Blizzard Entertainment Unveils Plans For Worldwide "Overwatch" Pro E-Sports League
SPANNING THE GLOBE: In the coming three to four months, “Overwatch” league execs will conduct a road show around the world evaluating the potential for teams. They have no set number of team slots, or precise plan for the geographic distribution, but do intend to have teams across multiple continents. “The goal is to find the best operators we can,” Nanzer said. Blizzard wants to create new teams rather than involve existing "Overwatch" teams. The company will host a combine for players to try out for new teams before the first season begins, and any player picked up by a team during the signing period will be given a contract that includes a guaranteed salary and benefits package.

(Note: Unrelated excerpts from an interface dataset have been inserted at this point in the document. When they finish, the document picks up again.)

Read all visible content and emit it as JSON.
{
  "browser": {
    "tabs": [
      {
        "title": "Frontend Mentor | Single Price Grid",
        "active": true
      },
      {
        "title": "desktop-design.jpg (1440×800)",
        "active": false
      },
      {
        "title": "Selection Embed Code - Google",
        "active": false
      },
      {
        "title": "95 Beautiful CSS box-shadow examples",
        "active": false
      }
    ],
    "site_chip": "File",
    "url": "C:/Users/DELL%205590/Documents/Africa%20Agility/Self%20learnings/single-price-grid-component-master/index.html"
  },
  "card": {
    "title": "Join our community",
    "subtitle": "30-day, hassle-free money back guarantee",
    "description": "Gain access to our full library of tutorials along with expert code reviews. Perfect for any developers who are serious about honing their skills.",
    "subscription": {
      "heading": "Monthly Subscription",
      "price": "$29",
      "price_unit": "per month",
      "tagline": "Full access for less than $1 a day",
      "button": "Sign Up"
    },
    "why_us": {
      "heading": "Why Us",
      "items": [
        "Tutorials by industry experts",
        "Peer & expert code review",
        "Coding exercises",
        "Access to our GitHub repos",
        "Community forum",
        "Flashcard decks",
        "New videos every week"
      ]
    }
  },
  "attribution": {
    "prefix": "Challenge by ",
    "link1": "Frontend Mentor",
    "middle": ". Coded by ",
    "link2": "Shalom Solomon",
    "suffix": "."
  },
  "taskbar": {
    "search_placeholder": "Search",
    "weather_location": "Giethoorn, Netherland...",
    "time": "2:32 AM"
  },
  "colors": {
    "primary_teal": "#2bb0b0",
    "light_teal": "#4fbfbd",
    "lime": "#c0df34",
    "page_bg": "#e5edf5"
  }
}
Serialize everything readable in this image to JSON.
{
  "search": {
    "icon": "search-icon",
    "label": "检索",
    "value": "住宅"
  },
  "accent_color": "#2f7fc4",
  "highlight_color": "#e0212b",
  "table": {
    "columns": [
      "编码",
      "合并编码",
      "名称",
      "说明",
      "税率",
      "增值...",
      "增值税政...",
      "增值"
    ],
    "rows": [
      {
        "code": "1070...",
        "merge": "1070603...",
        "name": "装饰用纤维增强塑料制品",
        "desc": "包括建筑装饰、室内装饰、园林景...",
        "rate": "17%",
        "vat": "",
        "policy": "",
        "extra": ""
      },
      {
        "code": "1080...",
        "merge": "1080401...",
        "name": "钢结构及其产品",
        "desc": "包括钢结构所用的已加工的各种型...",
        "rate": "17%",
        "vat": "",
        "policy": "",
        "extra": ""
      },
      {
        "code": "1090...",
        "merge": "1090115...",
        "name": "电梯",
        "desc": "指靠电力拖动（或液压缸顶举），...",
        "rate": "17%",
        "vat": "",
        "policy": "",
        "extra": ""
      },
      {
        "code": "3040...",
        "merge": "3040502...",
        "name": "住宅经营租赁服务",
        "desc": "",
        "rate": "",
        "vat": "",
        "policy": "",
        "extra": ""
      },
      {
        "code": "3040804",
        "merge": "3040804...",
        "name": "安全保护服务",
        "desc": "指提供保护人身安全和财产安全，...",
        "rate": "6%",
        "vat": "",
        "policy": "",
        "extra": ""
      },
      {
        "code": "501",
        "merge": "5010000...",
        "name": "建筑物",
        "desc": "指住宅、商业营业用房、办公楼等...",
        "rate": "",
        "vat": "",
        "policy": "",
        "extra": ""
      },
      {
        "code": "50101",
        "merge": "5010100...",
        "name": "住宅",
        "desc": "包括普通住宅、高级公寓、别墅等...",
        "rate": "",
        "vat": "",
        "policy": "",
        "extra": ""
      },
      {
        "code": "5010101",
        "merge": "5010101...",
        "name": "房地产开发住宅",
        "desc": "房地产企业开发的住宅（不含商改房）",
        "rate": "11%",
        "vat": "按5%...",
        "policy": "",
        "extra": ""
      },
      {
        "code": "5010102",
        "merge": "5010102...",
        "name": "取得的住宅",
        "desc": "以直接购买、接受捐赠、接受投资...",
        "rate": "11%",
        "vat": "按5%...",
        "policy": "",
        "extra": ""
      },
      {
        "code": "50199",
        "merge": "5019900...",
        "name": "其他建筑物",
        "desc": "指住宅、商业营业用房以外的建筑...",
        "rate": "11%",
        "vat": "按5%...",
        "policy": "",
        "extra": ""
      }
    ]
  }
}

PERFECT FIT FOR E-SPORTS: Blizzard execs believe “Overwatch,” launched in May, is uniquely suited to a successful e-sports business. Unlike many popular games that were originally released as pure diversions and saw competitions develop organically among fans, Blizzard has had designs on a league from the beginning. Fan response has been strong; 20 million people now play the game, Blizzard says. “We’re able to think about scheduling in a really smart way, and where we’re placing the league, and the international component,” said Activision Blizzard Media Networks Chair Steve Bornstein. "And we weren’t stepping on anybody’s toes when we’re doing it, because the game is relatively new and was designed with eSports in mind." "Overwatch," Blizzard’s fourth major franchise, is a multiplayer, first-person shooter game, in which two teams of six compete to secure and defend positions on a map or escort goods from one point to another. Players act as one of several hero characters with different skill sets.
TELEVISION DEAL COMING? Activision Blizzard has not decided how league events will be distributed, but Bornstein hinted at a television deal in the future, though it will probably be viewed primarily online. “I’m not particularly hung up on what the platform is, I just want to make sure we have broad reach. I would not be surprised if there is terrestrial distribution,” he said. Activision Blizzard CEO Bobby Kotick said the “Overwatch” league is expected to make money in its own right, not merely act as a marketing tool for the publisher. A key goal of the league is to turn players into marketable celebrities. “If you’re going to celebrate your players, you’ve got to start by being able to pay them,” he said. “And we want our players to make a real living doing this, and be appropriate compensated for their skills. And also you can’t get owners to invest in infrastructure, in local marketing, and local ticketing capabilities and arenas if there’s not a prospect of profits of those owners." They hope for league play to begin in Q3 ‘17.